◆ **Goal of the exercise**
Count every line of the data that includes "picture". State only the number.
===== Data to examine =====
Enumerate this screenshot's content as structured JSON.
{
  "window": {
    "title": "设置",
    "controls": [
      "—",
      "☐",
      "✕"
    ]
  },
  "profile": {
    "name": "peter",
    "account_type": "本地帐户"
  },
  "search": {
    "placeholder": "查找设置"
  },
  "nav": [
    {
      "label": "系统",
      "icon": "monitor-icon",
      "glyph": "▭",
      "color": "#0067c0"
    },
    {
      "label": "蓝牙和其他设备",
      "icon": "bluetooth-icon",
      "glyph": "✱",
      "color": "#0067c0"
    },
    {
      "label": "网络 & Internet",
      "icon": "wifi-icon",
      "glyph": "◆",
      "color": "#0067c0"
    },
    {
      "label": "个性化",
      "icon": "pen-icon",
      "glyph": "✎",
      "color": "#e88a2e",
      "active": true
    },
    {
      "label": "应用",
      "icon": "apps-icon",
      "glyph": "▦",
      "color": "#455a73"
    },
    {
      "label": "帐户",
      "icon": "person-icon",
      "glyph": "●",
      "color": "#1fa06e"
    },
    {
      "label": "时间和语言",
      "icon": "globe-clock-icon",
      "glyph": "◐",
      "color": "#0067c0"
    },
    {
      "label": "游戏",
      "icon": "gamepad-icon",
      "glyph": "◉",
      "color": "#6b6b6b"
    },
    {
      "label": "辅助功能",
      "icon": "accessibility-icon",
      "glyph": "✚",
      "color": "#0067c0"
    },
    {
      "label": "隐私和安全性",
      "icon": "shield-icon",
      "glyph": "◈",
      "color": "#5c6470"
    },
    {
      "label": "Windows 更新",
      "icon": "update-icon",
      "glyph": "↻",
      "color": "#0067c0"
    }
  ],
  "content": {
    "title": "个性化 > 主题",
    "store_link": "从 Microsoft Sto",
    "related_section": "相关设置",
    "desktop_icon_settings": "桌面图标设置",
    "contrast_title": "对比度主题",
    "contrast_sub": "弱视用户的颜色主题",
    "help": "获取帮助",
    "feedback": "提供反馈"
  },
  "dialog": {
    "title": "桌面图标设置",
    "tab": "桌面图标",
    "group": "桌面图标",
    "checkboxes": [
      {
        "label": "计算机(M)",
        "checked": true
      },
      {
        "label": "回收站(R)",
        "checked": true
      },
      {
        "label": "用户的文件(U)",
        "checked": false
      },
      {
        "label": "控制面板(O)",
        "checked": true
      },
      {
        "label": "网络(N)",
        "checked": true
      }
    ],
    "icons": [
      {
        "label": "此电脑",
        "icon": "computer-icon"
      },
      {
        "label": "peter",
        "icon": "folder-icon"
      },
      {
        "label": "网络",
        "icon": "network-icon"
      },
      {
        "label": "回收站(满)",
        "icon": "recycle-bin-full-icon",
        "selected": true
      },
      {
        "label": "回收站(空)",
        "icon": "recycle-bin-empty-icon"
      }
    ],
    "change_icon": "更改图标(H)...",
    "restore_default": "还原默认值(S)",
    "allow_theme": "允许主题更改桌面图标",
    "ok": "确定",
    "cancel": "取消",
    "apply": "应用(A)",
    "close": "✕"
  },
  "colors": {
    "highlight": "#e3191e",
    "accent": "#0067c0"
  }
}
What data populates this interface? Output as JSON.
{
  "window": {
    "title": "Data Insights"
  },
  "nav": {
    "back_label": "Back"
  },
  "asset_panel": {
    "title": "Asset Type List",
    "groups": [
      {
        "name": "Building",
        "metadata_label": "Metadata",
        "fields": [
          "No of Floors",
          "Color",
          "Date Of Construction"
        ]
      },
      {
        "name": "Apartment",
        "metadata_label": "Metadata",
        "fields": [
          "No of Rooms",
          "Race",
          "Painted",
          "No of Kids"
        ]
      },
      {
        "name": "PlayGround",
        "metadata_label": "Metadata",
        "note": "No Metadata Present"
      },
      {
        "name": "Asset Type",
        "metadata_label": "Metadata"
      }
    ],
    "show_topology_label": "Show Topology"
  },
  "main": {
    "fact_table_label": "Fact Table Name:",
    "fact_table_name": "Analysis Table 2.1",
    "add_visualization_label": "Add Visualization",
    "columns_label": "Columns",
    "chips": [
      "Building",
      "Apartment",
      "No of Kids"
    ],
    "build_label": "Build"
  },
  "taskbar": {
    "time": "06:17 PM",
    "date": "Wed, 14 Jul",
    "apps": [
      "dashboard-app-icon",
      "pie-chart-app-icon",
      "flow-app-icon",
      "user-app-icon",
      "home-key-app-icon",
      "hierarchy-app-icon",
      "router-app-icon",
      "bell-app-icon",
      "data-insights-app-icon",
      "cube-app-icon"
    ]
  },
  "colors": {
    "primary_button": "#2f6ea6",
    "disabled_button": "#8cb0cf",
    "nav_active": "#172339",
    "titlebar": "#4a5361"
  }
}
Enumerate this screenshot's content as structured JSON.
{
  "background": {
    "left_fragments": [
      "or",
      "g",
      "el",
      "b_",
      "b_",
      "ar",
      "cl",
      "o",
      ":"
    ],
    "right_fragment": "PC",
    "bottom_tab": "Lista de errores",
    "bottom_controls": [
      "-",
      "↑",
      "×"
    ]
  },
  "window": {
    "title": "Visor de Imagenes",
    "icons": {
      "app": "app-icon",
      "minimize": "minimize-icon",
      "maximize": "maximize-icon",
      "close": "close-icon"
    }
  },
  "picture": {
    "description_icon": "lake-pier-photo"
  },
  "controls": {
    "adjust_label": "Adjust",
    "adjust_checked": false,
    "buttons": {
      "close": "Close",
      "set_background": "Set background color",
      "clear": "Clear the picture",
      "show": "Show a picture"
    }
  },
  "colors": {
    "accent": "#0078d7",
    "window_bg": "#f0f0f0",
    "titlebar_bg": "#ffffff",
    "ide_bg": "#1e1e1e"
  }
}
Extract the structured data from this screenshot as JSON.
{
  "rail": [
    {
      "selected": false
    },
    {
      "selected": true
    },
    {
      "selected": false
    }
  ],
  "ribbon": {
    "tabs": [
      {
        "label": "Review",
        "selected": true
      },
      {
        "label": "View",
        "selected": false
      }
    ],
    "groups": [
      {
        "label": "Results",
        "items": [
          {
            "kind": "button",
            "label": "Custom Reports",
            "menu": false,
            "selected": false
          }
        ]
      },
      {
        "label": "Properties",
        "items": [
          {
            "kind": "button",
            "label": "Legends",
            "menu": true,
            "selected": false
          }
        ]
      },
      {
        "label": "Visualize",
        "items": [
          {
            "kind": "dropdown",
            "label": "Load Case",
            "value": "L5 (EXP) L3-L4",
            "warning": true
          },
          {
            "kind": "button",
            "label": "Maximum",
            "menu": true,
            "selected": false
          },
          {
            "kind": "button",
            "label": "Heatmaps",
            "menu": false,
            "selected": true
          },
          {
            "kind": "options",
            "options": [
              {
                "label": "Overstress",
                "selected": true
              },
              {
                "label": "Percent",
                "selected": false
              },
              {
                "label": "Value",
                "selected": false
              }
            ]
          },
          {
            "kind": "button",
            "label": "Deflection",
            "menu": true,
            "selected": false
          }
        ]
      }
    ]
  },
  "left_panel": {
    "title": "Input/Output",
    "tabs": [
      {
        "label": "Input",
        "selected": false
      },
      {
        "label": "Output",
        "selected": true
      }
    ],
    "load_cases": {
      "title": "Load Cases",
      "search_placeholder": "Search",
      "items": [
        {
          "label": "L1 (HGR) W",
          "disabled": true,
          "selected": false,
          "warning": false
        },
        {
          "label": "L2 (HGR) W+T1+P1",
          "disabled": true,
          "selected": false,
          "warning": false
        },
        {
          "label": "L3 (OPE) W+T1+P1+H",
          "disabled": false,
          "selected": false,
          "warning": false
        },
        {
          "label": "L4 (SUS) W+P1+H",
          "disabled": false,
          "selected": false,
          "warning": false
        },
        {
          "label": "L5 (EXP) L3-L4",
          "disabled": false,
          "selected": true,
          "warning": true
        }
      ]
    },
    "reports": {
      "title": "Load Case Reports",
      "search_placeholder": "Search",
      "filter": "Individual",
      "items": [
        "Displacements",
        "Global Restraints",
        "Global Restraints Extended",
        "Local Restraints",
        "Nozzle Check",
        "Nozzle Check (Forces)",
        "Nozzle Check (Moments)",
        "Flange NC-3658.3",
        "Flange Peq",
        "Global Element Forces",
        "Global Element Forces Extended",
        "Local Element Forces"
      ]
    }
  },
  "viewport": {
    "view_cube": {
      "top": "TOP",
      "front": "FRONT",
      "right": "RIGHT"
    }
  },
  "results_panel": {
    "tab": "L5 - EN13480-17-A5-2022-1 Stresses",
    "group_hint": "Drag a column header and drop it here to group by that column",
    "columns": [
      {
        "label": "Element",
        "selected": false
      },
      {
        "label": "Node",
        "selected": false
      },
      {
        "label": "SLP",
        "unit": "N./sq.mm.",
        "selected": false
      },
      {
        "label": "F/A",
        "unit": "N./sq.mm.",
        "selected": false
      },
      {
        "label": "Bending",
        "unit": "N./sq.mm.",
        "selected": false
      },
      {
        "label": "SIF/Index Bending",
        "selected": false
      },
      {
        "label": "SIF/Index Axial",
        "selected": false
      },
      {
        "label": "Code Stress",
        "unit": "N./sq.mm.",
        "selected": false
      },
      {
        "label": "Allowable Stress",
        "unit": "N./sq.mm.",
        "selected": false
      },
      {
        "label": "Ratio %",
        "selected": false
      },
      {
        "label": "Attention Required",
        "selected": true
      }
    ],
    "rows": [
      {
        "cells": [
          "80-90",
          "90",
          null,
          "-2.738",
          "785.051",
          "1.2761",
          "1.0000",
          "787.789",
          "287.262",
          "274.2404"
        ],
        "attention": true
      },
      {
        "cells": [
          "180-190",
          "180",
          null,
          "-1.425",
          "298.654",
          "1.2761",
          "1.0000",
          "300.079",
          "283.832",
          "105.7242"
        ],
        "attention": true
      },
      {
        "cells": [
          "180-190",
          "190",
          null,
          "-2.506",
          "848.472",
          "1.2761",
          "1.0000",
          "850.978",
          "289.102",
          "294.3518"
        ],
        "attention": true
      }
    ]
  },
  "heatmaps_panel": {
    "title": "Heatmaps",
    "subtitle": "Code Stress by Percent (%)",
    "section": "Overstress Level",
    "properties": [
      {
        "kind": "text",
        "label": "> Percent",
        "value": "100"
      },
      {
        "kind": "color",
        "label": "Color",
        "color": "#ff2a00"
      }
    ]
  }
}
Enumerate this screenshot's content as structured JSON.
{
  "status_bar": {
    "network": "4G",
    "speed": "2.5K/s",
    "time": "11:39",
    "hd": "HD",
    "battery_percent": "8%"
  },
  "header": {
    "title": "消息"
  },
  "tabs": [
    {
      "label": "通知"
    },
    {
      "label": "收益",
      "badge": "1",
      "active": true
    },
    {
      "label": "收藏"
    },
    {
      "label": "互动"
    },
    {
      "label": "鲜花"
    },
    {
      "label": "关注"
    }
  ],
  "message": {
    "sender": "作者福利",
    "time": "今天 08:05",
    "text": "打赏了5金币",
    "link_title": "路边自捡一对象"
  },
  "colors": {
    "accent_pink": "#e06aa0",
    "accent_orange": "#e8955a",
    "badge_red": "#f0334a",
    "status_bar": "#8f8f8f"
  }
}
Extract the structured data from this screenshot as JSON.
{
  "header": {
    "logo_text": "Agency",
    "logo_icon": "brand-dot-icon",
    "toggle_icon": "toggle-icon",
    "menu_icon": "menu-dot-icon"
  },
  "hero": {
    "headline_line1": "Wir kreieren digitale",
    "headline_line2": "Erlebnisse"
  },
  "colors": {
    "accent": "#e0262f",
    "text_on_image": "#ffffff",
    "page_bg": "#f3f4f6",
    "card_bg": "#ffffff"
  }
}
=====
◆ **Solution to the problem**
3